> _Task goal_
Each record below must be reproduced exactly as it reads, with its images omitted.

[Stored data]
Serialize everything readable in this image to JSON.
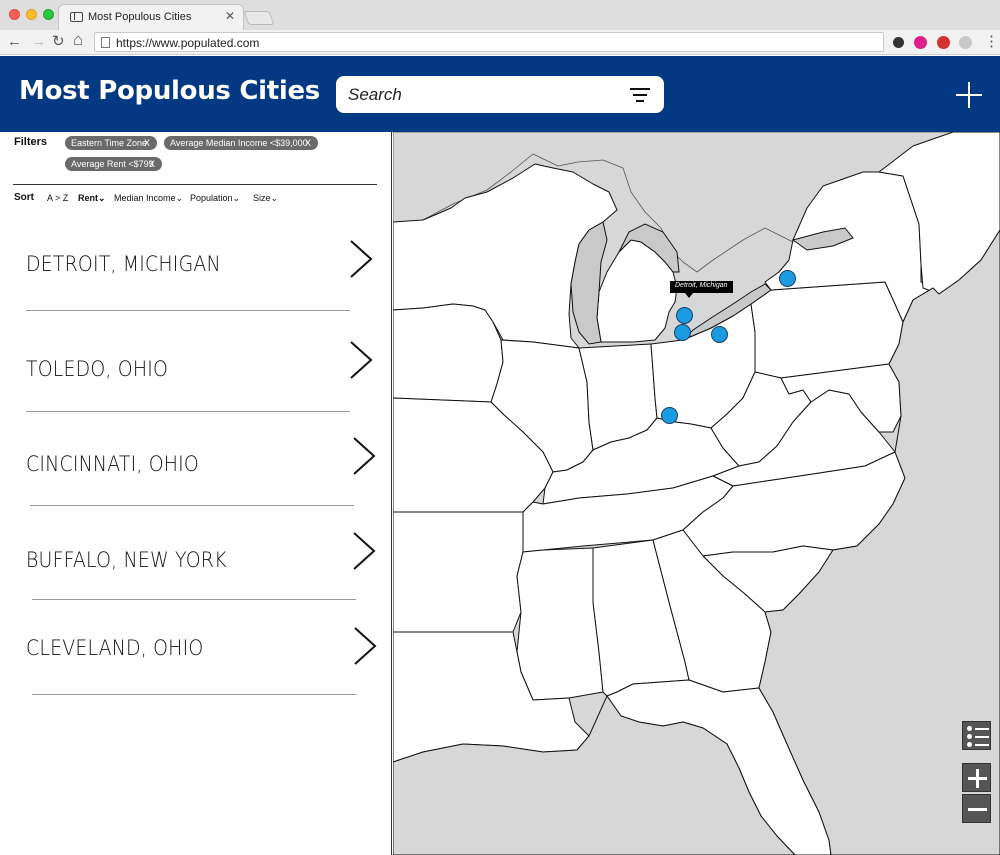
{
  "browser": {
    "tab_title": "Most Populous Cities",
    "tab_close": "✕",
    "url": "https://www.populated.com",
    "back": "←",
    "forward": "→",
    "reload": "↻",
    "home": "⌂",
    "menu": "⋮"
  },
  "header": {
    "title": "Most Populous Cities",
    "search_placeholder": "Search",
    "filter_icon": "filter-icon",
    "add_icon": "plus-icon",
    "color": "#033983"
  },
  "filters": {
    "label": "Filters",
    "chips": [
      {
        "label": "Eastern Time Zone",
        "remove": "X"
      },
      {
        "label": "Average Median Income <$39,000",
        "remove": "X"
      },
      {
        "label": "Average Rent <$799",
        "remove": "X"
      }
    ]
  },
  "sort": {
    "label": "Sort",
    "options": [
      "A > Z",
      "Rent",
      "Median Income",
      "Population",
      "Size"
    ],
    "active": "Rent"
  },
  "cities": [
    {
      "name": "DETROIT, MICHIGAN"
    },
    {
      "name": "TOLEDO, OHIO"
    },
    {
      "name": "CINCINNATI, OHIO"
    },
    {
      "name": "BUFFALO, NEW YORK"
    },
    {
      "name": "CLEVELAND, OHIO"
    }
  ],
  "map": {
    "tooltip": "Detroit, Michigan",
    "pin_color": "#1b9be0",
    "pins": [
      "Detroit",
      "Toledo",
      "Cleveland",
      "Buffalo",
      "Cincinnati"
    ]
  }
}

> _Exercise solution_
Serialize everything readable in this image to JSON.
{
  "browser": {
    "tab_title": "Most Populous Cities",
    "tab_close": "✕",
    "url": "https://www.populated.com",
    "back": "←",
    "forward": "→",
    "reload": "↻",
    "home": "⌂",
    "menu": "⋮"
  },
  "header": {
    "title": "Most Populous Cities",
    "search_placeholder": "Search",
    "filter_icon": "filter-icon",
    "add_icon": "plus-icon",
    "color": "#033983"
  },
  "filters": {
    "label": "Filters",
    "chips": [
      {
        "label": "Eastern Time Zone",
        "remove": "X"
      },
      {
        "label": "Average Median Income <$39,000",
        "remove": "X"
      },
      {
        "label": "Average Rent <$799",
        "remove": "X"
      }
    ]
  },
  "sort": {
    "label": "Sort",
    "options": [
      "A > Z",
      "Rent",
      "Median Income",
      "Population",
      "Size"
    ],
    "active": "Rent"
  },
  "cities": [
    {
      "name": "DETROIT, MICHIGAN"
    },
    {
      "name": "TOLEDO, OHIO"
    },
    {
      "name": "CINCINNATI, OHIO"
    },
    {
      "name": "BUFFALO, NEW YORK"
    },
    {
      "name": "CLEVELAND, OHIO"
    }
  ],
  "map": {
    "tooltip": "Detroit, Michigan",
    "pin_color": "#1b9be0",
    "pins": [
      "Detroit",
      "Toledo",
      "Cleveland",
      "Buffalo",
      "Cincinnati"
    ]
  }
}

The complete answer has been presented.